— Task statement —
Each line of the data below holding the word "image" must be copied.

— Extracted data —
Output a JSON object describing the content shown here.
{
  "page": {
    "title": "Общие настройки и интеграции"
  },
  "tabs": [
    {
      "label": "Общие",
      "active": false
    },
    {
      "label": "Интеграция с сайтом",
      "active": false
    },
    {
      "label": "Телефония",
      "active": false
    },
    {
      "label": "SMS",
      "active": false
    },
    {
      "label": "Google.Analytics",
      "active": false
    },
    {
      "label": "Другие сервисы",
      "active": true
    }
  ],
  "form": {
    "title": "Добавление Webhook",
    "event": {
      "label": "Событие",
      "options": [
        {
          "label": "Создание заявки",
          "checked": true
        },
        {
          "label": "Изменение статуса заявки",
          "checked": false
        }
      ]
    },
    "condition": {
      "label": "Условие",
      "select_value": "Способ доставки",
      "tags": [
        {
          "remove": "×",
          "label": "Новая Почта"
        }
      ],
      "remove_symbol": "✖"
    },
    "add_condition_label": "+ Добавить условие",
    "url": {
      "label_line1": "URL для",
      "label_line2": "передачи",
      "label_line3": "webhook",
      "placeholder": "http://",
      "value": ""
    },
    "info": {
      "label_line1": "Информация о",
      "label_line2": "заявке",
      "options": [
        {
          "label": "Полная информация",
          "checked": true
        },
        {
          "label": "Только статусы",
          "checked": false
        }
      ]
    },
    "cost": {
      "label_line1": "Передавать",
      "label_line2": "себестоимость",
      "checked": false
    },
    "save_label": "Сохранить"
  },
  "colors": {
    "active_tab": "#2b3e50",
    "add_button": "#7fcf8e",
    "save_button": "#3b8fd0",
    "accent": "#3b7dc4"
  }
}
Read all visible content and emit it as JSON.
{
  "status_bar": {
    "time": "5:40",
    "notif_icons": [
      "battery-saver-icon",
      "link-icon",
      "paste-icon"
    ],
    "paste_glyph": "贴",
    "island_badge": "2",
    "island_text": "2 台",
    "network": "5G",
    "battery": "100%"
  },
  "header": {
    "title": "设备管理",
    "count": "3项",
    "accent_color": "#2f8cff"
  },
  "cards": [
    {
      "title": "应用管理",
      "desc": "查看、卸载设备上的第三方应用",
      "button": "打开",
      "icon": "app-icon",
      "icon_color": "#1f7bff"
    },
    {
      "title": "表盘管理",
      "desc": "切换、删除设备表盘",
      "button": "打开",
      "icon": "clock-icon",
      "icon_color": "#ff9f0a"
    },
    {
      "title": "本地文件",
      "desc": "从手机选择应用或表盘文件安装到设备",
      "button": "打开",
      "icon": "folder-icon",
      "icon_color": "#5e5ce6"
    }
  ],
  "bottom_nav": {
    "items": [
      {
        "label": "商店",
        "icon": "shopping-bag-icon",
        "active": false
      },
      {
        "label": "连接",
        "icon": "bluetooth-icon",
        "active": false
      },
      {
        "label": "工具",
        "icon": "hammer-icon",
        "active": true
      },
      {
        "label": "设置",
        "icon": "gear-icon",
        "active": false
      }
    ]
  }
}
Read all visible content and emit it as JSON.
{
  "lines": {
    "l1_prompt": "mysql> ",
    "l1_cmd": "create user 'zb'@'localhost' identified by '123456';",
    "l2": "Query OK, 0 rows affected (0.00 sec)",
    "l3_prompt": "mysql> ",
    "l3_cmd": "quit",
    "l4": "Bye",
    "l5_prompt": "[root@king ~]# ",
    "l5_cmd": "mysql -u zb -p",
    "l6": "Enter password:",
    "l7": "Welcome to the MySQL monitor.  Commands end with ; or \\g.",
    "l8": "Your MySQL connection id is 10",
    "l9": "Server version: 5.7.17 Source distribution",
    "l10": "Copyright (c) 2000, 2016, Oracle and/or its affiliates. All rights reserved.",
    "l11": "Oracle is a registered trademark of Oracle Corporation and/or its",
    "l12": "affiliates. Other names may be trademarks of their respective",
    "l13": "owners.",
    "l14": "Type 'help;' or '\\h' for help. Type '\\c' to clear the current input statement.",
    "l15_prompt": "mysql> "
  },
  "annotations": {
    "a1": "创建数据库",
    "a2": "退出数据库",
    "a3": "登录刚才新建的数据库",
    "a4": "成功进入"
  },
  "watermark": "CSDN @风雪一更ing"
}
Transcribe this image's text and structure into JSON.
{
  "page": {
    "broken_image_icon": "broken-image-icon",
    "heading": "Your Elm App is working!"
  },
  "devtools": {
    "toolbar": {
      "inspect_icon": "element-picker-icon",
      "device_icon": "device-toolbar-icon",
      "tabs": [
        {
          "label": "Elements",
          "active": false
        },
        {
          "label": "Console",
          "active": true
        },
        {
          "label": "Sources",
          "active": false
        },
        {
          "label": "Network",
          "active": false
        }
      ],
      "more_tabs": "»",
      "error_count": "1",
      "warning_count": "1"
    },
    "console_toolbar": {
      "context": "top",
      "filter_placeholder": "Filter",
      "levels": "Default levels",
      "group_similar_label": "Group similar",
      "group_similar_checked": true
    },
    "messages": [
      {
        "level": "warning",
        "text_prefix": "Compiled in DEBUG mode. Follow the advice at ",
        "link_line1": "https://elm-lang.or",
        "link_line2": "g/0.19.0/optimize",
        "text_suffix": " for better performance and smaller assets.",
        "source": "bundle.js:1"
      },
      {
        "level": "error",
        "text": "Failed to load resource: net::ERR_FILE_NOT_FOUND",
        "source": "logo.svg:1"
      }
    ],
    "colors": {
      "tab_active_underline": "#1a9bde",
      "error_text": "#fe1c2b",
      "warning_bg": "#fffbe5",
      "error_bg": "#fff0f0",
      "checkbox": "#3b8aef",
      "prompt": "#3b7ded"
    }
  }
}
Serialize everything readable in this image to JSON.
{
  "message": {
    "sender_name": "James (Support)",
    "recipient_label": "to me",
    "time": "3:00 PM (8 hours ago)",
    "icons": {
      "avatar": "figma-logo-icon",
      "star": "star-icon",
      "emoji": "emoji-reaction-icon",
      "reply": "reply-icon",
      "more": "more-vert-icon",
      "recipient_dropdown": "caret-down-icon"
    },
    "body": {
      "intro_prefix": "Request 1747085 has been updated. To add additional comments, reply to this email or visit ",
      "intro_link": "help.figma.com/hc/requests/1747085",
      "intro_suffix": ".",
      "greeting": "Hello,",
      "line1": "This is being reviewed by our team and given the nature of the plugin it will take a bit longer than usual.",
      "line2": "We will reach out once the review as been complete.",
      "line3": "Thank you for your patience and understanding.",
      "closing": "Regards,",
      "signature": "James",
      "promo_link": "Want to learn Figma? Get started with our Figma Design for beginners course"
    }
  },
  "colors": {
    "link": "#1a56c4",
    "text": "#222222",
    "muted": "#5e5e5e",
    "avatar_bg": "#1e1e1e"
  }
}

— Written solution —
Transcribe this image's text and structure into JSON.
    "broken_image_icon": "broken-image-icon",
Serialize everything readable in this image to JSON.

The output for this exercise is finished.